Sprawled along the Kuskokwim River 40 miles from the Bering Sea and 400 air miles from Anchorage, Bethel, with a population of 5,665, is one of the largest communities in rural Alaska. It is also the transportation center and supply hub for the Yukon-Kuskokwim Delta region, providing food, fuel, medical care and other services for 56 surrounding villages.
Originally a Yup'ik settlement called "Mumtrekhlogamute," meaning “smokehouse people,” Bethel was named for the nearby fish smokehouse. A trading post arrived in the 1870s followed by the Moravian Church mission in 1884 and the town grew up around the mission and trading post.
Bethel is 68 percent Alaska Native or part Alaska Native. Not surprisingly, traditional Yup’ik Eskimo practices and language remain predominant in the area, as do subsistence activities such as the gathering of salmon, game birds and berries.
Things to do
Avid birders will be impressed by the 20-million-acre Yukon Delta National Wildlife Refuge, which encircles the community of Bethel. It is the largest wildlife refuge in the country. The refuge is a landscape of tundra marshes, lakes and streams that supports one of the largest concentrations of waterfowl in the world. Every spring, a spectacle can be seen as 2 million waterfowl, 750,000 geese and 100 million shorebirds return to their habitats to nest.
Those looking to visit the refuge can charter a boat or floatplane for opportunities to get up close for wildlife observation and photography. The Yukon Delta National Wildlife Refuge Visitor Center in Bethel can help visitors connect with transportation and guides. Hiking in this marshy tundra can be difficult but you can explore the unusual terrain at Pinky's Park in town, which features a nearly two-mile boardwalk over the tundra.

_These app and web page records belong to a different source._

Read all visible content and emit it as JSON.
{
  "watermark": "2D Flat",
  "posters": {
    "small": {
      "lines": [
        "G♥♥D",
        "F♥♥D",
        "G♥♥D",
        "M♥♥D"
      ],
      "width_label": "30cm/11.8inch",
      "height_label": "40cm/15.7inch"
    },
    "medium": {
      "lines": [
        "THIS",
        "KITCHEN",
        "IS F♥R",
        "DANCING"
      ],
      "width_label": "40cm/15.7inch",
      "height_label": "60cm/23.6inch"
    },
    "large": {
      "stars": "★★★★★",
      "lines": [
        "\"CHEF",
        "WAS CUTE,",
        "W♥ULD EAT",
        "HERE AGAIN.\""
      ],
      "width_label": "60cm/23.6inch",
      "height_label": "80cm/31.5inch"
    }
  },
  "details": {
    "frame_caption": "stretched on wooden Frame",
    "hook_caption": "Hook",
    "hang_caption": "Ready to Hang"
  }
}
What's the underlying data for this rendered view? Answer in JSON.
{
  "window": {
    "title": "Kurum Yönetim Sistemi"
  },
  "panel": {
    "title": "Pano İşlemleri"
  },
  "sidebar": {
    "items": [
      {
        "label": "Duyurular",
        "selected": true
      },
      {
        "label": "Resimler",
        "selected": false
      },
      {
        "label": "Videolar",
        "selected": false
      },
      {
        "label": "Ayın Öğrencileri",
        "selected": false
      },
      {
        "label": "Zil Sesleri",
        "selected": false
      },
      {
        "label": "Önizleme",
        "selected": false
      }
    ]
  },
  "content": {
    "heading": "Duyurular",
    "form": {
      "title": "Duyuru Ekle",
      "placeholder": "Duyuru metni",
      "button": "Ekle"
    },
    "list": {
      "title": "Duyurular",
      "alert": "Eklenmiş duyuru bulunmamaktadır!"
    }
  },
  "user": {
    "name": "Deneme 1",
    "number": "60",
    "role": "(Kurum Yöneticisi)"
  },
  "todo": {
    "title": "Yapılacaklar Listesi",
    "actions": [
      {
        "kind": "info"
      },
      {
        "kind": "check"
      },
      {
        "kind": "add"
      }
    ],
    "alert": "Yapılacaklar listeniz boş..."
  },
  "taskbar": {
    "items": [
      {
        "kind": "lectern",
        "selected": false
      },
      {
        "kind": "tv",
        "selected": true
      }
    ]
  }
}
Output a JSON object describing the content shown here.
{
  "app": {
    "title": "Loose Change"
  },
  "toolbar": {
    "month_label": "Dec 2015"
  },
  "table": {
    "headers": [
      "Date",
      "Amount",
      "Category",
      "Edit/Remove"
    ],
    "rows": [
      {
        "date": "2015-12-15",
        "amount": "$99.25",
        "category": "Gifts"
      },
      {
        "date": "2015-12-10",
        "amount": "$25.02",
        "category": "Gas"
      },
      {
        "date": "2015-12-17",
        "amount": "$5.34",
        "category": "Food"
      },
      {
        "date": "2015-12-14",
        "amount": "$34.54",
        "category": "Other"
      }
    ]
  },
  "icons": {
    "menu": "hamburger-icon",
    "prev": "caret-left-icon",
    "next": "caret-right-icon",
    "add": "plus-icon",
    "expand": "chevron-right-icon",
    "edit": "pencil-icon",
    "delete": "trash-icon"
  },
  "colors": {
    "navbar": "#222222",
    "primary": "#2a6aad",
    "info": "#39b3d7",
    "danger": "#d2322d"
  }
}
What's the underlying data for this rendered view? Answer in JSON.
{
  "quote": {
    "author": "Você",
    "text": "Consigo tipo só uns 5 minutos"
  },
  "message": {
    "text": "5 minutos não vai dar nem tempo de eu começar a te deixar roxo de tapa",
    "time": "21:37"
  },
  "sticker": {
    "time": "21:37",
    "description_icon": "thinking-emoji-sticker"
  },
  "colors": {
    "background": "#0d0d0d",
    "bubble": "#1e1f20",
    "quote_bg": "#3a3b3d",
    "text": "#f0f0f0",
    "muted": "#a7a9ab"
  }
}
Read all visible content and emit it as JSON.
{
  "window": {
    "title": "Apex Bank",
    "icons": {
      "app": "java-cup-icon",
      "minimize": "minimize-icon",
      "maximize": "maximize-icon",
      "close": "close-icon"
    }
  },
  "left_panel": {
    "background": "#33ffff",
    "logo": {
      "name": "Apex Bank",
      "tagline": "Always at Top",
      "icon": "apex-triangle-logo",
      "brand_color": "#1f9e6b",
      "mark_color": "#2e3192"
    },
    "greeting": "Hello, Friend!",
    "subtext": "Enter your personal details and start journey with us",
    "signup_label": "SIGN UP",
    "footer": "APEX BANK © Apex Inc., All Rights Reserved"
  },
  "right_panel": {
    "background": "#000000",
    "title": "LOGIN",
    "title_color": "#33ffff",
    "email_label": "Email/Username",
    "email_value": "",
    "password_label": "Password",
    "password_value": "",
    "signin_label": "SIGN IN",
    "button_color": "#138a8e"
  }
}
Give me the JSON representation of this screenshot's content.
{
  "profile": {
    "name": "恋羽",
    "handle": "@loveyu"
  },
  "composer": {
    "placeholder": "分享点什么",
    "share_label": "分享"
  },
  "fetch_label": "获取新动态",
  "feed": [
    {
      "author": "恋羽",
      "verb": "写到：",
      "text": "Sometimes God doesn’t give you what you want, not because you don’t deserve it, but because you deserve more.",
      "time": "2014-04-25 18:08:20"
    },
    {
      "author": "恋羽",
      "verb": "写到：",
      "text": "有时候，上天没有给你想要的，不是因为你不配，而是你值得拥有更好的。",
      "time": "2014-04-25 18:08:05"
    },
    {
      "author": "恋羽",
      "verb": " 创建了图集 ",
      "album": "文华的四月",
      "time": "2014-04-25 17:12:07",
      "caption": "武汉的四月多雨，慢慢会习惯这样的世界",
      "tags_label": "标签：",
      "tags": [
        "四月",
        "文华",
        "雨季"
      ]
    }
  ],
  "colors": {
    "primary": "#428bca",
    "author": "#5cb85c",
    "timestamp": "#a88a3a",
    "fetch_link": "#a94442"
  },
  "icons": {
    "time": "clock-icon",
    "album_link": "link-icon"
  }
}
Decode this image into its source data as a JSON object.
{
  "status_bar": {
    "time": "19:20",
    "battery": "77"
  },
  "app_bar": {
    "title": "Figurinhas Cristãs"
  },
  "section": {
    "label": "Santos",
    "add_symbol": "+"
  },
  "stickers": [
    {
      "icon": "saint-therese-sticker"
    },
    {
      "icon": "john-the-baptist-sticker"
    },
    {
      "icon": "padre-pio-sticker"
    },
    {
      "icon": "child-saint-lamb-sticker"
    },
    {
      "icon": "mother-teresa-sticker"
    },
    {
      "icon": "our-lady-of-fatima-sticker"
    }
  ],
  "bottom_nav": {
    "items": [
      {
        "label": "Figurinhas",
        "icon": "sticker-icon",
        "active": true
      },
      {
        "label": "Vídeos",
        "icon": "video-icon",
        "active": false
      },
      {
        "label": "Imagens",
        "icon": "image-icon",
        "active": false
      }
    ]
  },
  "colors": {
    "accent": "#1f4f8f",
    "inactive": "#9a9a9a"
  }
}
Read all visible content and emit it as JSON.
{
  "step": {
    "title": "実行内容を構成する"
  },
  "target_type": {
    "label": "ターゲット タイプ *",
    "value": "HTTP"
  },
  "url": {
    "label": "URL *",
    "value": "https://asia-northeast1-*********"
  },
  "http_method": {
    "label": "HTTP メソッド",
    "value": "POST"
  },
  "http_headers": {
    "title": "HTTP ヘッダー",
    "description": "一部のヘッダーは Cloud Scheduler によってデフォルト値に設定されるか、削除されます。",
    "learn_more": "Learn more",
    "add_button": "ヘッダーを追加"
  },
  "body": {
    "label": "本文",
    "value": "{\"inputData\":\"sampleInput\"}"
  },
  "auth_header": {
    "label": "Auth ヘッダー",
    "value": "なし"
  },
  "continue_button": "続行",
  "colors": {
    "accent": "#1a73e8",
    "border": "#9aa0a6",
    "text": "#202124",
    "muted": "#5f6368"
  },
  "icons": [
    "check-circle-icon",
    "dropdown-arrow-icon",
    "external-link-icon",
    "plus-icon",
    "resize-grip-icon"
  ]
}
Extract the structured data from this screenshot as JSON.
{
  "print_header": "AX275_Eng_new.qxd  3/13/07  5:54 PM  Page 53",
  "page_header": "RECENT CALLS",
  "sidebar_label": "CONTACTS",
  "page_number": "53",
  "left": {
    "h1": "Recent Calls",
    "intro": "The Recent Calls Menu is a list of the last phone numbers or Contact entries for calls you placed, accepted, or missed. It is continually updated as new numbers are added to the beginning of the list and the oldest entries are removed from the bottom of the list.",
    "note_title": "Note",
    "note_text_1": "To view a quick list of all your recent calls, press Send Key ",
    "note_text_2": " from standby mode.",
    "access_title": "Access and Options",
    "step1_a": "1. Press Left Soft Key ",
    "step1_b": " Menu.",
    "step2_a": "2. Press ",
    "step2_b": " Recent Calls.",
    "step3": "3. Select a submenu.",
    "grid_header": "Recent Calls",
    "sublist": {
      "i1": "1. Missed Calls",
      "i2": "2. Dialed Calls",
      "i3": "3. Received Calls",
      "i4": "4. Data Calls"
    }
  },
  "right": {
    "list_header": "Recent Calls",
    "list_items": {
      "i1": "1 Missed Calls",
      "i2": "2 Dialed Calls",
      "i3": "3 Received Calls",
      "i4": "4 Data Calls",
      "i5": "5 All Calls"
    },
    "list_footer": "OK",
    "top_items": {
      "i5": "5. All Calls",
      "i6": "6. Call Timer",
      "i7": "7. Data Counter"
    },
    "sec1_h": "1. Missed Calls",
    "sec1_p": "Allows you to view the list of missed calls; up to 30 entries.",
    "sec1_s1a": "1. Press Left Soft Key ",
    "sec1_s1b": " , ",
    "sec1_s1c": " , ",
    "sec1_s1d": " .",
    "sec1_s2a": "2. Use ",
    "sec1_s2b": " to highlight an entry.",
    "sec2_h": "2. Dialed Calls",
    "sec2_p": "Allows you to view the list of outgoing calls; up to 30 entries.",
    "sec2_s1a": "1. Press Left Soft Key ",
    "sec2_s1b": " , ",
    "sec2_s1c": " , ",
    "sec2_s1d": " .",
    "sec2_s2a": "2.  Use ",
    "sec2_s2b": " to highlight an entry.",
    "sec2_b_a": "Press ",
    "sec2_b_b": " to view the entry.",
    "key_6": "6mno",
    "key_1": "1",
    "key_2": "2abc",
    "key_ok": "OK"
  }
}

Bethel comes alive during its two main festivals. The Kuskokwim 300, often regarded as one of the top mid-distance dog sled races in the world, is held in mid-January, while the Cama-i Dance Festival is held the last weekend of March. The three-day dance festival is sponsored by the Bethel Council on the Arts and involves participants from other states and countries along with local dancers.